Philip Green with daughter Chloe
Britain’s Jewish billionaires, including Sir Philip Green and Sir Martin Sorrell, have seen their wealth rise this year despite continued economic gloom, according to the findings of the annual Sunday Times Rich List.
The list, now in its 25th year, profiles the 1,000 richest people in the country based on assets including land, property, art and shares. It will be published in full this weekend, with the least wealthy featured worth £75 million.
According to Ian Coxon, editor of the list, it will “reflect a very rosy picture of the wealthiest families and individuals in Britain”.
“The entry point is up £3 million on last year, and there is a record number billionaires in the new list,” he said.
Likely to be positioned high up is Chelsea Football Club owner, Roman Abramovich, whose £9,500 million fortune placed him third on the 2012 list and made him by far Britain’s wealthiest Jew.
Others who usually appear high up on the list include the Reuben brothers, placed eighth in 2012 for their £7,083 million fortune. Property entrepreneurs David and Simon Reuben, who are of Iraqi Jewish descent, have seen their wealth steadily increase since 2010, and have appeared in the top 10 for two consecutive years.
Certainly, purse-tightening has not found its way to those parts of the high street controlled by retailing entrepreneur Sir Philip and his wife, who were ranked 17th on the 2012 Rich List. Their fortune has risen by nearly £600 million in the past 12 months, following the £2 billion sale of a stake in Topshop and Topman.
In advertising, brothers Maurice and Charles Saatchi have enjoyed a £5 million rise in their worth, while WPP chief executive Sir Martin has had a bumper year, with his wealth increasing from £174 million to £210 million.

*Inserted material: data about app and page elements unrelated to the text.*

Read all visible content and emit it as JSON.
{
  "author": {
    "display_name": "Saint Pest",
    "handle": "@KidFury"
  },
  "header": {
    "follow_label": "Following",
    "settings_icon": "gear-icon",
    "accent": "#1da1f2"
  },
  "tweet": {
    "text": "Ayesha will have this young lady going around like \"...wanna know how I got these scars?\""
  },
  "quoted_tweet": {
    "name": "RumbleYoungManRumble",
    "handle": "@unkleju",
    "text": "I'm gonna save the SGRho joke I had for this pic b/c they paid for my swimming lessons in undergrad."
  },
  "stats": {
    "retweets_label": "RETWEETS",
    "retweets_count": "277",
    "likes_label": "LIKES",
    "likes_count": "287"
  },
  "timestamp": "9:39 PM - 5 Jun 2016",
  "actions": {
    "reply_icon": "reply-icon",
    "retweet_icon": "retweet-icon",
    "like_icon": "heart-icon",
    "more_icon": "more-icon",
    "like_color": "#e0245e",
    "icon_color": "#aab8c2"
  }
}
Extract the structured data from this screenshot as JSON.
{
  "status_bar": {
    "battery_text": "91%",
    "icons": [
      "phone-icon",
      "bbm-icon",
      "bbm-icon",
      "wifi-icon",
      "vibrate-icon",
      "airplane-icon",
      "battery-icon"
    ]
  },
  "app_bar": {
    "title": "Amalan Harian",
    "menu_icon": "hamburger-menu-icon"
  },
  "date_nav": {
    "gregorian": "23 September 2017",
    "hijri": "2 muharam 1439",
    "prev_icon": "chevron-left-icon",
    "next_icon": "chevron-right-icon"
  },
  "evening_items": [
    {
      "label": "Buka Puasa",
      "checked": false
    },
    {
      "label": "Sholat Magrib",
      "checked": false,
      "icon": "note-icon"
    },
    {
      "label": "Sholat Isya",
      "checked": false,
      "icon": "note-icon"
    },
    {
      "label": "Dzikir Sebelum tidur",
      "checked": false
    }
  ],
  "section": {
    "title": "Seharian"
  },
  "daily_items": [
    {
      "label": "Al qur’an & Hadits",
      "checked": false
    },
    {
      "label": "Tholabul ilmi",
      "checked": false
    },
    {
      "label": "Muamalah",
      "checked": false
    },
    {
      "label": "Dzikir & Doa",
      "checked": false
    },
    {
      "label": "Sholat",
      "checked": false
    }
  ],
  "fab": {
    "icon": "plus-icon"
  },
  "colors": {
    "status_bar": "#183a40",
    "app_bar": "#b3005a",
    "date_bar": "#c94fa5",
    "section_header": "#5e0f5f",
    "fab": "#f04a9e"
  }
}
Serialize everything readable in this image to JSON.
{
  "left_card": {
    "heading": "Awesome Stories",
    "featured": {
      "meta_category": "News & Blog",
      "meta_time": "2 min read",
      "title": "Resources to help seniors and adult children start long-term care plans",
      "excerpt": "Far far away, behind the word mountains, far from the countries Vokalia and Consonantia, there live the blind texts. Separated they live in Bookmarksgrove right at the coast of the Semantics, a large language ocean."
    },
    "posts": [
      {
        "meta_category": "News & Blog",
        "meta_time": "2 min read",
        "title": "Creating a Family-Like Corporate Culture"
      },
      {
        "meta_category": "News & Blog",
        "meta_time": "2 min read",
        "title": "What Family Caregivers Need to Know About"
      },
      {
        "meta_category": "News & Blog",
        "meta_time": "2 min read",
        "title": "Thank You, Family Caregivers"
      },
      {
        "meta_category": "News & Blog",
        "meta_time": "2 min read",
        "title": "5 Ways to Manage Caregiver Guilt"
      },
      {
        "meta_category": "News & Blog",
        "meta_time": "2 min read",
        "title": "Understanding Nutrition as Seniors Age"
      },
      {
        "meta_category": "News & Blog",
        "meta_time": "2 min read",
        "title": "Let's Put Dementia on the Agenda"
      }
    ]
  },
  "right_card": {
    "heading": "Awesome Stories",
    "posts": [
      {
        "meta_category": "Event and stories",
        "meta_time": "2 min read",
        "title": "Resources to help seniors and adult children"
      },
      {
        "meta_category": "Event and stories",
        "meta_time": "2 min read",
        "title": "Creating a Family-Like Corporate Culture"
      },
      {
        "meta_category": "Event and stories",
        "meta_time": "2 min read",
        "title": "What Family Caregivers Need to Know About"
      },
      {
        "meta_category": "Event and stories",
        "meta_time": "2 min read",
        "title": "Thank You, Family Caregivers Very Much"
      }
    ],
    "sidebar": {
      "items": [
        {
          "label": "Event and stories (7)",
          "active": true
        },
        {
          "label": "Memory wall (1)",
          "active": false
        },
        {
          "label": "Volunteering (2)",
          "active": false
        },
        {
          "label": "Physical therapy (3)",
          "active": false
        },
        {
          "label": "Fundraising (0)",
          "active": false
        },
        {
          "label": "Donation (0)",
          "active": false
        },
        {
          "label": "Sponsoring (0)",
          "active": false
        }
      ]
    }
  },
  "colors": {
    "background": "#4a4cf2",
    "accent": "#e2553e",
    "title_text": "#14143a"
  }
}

Bernard Lewis and his family, owners of the River Island fashion chain, saw no change in their fortunes, while sportswear entrepreneur Stephen Rubin is £100 million better off than he was last April.